Monday, August 9, 2010

First Monarch of the Year

Got my first Monarch butterfly of the season today. I don't know what it is about my part of New Jersey. We don't see Monarchs here ever until August, while everyone else I know in the state sees them in May/June. I think it's because the primary migration up north fallows the coast line and they cross the Delaware River early on.

Liatris ligulistylis was the big winner again. It blooms just as the Joe Pye Weed, seen in the back, finished it's bloom. I bought loads of this Liatris this year from Prairie Moon Nursery but I believe greenhouse conditions stunted their growth or triggered them all to go into shock or something. Better luck next year I guess. Thankfully the one from last year came back and bloomed again. Another one that had been dormant last year also came up and has bloomed. Note the black spot on the middle of the hind wing; this was a male. 

He spent a good amount of time on this plant. Every time I scared him away he'd circle the yard then eventually come back. I was surprised to see he didn't go for the Cup Plant as all the Tiger Swallowtails are going for.

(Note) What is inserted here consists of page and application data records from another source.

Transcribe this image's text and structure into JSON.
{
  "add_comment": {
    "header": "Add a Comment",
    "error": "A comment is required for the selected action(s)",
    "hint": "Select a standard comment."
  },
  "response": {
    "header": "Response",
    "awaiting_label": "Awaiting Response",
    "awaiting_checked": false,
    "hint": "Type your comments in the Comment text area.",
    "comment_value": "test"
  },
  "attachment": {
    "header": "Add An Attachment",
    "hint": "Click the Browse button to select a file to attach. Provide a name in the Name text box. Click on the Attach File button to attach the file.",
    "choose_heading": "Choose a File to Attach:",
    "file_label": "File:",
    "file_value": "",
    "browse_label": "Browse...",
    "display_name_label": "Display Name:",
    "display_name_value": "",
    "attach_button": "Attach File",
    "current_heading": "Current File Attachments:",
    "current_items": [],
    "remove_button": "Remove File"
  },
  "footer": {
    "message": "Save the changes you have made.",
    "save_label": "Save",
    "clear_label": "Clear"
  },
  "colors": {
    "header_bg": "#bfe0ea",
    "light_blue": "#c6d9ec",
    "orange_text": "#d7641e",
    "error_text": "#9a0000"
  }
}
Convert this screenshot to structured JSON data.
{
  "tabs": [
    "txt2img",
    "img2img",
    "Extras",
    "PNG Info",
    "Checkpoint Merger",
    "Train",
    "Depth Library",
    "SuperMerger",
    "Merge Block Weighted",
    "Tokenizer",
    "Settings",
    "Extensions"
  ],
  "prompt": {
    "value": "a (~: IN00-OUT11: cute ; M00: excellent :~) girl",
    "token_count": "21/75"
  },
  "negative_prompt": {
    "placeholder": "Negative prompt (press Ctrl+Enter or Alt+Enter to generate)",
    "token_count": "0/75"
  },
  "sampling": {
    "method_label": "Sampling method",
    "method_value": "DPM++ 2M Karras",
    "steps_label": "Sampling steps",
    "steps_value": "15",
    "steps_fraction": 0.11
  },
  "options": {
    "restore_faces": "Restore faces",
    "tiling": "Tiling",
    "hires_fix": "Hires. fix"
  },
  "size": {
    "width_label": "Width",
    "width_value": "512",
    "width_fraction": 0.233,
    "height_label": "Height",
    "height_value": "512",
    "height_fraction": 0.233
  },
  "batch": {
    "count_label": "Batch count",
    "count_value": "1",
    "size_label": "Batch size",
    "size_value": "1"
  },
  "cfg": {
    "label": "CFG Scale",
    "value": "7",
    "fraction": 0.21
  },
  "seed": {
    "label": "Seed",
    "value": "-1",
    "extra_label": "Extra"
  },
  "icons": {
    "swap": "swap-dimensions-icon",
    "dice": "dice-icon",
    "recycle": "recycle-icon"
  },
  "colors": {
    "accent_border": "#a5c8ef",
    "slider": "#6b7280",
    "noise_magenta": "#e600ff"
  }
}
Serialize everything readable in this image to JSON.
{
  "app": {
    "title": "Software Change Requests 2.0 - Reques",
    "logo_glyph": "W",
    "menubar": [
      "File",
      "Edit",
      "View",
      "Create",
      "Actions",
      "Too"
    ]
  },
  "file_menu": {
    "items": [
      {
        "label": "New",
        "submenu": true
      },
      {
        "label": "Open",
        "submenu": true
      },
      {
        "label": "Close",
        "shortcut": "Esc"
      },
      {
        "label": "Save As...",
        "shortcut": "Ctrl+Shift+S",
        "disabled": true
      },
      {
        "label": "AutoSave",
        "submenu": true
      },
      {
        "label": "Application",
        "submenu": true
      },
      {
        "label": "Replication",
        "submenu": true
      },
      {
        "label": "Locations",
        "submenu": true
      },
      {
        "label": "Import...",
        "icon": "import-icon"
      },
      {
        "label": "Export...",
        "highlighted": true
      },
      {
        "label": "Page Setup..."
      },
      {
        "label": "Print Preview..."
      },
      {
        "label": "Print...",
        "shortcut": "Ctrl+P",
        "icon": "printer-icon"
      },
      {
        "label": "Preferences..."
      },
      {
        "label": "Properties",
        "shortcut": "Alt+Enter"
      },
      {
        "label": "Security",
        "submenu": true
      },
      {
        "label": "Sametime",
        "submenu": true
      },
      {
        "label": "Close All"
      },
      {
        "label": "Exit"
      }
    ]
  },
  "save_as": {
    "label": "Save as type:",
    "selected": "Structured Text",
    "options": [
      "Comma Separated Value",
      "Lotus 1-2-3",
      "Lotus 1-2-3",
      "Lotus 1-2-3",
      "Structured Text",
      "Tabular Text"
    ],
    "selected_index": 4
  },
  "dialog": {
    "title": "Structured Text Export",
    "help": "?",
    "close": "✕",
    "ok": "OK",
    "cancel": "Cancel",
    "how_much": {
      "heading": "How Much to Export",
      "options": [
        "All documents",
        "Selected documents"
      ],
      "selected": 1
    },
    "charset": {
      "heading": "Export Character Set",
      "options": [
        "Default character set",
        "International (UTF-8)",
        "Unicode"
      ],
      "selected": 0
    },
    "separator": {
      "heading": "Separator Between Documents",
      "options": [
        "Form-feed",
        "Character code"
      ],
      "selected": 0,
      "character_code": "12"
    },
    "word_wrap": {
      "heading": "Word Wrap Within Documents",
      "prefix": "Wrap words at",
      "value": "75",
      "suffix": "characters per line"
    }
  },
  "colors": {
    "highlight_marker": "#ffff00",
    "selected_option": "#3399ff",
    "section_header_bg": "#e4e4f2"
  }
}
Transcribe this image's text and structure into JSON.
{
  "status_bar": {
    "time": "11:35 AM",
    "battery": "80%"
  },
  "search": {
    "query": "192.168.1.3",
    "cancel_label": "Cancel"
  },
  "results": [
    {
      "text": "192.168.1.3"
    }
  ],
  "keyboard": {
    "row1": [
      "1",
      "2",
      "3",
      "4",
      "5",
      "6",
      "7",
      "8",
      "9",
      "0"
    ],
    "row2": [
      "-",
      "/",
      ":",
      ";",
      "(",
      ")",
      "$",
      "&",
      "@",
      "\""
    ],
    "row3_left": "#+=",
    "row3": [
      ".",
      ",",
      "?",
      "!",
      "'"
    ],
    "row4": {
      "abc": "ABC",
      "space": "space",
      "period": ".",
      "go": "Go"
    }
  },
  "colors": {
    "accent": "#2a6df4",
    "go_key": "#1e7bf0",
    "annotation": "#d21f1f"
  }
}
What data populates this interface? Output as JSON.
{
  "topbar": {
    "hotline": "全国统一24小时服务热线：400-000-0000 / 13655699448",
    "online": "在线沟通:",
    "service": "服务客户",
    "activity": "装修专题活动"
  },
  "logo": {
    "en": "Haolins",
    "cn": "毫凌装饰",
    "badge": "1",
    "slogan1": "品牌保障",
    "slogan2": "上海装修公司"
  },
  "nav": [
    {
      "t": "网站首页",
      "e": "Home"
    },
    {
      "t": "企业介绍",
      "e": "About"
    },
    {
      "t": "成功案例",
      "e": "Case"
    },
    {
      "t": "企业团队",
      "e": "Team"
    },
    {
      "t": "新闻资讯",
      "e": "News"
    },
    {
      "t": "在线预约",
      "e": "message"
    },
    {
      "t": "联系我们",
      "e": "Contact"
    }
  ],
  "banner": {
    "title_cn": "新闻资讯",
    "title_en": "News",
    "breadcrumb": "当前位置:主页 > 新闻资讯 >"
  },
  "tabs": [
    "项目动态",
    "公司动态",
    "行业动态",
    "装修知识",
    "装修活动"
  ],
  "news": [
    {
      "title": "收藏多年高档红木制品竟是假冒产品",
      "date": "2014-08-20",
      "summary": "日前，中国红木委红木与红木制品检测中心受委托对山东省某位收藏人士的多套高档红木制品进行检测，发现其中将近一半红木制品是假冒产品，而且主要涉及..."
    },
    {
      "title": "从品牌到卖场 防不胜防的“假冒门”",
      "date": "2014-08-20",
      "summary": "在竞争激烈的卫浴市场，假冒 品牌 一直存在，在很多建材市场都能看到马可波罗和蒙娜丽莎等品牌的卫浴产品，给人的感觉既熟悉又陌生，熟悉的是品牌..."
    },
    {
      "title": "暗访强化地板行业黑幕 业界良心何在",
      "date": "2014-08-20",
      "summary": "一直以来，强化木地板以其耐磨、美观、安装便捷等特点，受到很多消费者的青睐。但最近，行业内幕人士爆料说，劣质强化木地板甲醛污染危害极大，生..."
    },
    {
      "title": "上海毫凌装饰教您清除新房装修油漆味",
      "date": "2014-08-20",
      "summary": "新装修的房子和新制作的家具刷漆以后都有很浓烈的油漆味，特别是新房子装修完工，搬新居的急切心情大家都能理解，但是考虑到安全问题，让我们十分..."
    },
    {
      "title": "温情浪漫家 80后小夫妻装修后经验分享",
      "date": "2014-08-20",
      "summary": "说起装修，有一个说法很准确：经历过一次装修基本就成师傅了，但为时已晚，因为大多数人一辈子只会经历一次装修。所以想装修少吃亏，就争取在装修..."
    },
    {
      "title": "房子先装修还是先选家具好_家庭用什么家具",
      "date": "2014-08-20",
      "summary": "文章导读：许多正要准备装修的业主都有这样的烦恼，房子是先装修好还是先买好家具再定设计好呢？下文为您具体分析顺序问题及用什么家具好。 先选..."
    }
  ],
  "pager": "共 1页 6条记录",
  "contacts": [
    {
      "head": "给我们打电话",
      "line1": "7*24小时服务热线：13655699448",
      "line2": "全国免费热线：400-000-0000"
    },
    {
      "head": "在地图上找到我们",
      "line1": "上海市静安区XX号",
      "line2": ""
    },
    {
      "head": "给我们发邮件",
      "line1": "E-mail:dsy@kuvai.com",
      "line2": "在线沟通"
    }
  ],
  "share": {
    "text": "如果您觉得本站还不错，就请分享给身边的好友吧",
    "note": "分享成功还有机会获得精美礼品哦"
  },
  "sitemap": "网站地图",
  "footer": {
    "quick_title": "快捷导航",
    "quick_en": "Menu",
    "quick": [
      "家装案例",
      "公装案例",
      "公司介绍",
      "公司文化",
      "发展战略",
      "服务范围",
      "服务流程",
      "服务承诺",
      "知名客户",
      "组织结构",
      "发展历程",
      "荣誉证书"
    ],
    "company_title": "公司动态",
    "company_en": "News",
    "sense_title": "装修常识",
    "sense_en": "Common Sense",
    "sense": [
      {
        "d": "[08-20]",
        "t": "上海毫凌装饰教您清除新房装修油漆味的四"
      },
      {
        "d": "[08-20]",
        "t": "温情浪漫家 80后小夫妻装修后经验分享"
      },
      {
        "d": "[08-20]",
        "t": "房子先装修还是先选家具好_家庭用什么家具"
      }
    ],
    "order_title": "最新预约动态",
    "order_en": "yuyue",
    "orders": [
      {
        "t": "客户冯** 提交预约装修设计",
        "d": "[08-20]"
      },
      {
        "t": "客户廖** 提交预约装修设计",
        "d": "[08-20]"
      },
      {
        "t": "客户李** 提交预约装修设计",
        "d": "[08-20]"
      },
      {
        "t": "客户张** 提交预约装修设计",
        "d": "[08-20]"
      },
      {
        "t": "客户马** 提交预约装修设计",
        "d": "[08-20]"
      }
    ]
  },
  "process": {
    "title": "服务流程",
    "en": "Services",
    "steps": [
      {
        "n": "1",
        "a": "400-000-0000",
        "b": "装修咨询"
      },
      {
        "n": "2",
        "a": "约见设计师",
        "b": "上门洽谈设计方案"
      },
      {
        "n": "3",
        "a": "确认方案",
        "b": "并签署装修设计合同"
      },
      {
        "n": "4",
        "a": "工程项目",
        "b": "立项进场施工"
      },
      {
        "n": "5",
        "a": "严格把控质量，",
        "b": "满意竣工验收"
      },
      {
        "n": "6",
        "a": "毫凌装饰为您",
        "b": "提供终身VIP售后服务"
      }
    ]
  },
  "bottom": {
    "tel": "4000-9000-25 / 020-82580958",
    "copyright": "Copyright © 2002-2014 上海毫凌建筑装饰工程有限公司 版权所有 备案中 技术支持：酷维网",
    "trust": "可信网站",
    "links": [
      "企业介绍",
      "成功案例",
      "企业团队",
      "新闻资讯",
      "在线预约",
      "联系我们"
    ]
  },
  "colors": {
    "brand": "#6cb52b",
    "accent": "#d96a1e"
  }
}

In the future populations of butterflies and the foods they go for will be neat to observe. Milkweed for the Monarch was the first host plant I installed and clearly they like late blooming Liatris, and New England Asters. Tiger Swallowtails already have established host plants only a few houses away. My neighbor has a huge Tulip Tree in their yard and behind my garden another neighbor has a Black Cherry Tree which are both host plants (I think). They come into the yard to forage and I never get to see the caterpillar stage.

Other host plants I'm still establishing are Spice Bush, Pipe Vine, Wild Senna, and Paw Paw. I have Golden Alexander too which is in the Carrot Family but have never seen the caterpillar it attracts. These will one day attract the Spice Bush Swallowtail, Pipe Vine Swallowtail, Zebra Swallowtail, Black Swallowtail, and Cloudless Sulphur. And then of course there's the Red Spotted Purple but it's host plants range from Apple, Ash, Willow and are on par with Tiger Swallowtail for me, with to many tall trees in it's host pallet. I have a few of them but it's such a broad range of tall trees it's more a matter of being in the area or not. Many of these over winter in the pupa stage and hatch out in the spring as adults while others are migratory and have seasons like the Monarch.